Three independent research teams recently reported that for the first time, specific gene mutations known as 'De novo mutations' are risk factors for autism. One of these teams consisted of NARSAD Young Investigators Daniel Geschwind, M.D., Ph.D., professor of Neurology and Psychiatry at the UCLA School of Medicine and director of the Neurogenetics Program and Center for Autism Research and Treatment (CART) and Nenad Sestan, M.D., Ph.D., associate professor of neurobiology at Yale School of Medicine and a member of Yale’s Kavli Institute for Neuroscience. While still unclear the exact causes of these rare genetic mutations, this discovery offers hope for future research breakthroughs leading to a greater understanding of the human genome and its affect on mental illnesses. 2010 NARSAD Independent Investigator, Jonathan Sebat of UC San Diego was not a part of these studies, but commented in the New York Times, “These studies aren’t so much a breakthrough, because we knew this was coming, but I’d say it’s a turning point. We now have a reliable way forward, and I think it’s fair to expect that we will find 20, 30, maybe more such mutations in the next year or two."
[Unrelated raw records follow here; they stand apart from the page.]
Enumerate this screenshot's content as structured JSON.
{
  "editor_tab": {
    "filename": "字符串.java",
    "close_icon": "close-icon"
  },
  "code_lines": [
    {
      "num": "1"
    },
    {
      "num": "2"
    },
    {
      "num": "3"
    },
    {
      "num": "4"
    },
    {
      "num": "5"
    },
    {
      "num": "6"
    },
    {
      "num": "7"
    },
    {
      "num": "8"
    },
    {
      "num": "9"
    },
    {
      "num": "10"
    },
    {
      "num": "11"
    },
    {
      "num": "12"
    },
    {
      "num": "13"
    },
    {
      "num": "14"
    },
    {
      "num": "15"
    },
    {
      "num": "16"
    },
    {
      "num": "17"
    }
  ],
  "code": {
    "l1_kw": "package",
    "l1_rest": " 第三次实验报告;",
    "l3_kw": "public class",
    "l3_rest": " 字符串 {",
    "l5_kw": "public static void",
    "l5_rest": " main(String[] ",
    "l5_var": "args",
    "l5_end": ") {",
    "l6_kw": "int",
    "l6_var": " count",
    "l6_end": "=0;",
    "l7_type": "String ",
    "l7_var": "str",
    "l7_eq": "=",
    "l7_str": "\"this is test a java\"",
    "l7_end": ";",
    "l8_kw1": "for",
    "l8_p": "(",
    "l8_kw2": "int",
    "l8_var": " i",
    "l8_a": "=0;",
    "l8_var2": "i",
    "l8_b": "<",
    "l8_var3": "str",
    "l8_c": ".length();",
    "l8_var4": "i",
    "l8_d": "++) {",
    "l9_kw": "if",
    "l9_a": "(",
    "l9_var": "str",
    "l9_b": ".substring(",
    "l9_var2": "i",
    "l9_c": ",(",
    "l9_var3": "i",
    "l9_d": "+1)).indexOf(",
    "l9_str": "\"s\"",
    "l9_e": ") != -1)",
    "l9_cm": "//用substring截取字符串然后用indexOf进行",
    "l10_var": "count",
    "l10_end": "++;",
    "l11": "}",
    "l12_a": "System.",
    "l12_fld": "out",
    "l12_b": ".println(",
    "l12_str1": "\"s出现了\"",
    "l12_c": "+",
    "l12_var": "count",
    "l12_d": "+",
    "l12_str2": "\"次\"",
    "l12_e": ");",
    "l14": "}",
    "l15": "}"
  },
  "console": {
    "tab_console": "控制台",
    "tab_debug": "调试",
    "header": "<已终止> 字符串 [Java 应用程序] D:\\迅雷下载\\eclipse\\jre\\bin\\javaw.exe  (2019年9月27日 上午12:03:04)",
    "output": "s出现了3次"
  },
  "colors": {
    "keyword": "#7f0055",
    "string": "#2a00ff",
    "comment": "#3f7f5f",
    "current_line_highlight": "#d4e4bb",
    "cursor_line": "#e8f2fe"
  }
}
Read the article from the New York Times
Read the scientific summary of the research in Nature
A Grandmother's Story - Sylvia Hughes invests in the Brain & Behavior Research Foundation because she believes that well-funded scientists will discover ways to prevent and cure mental health disorders such as autism which affects her family.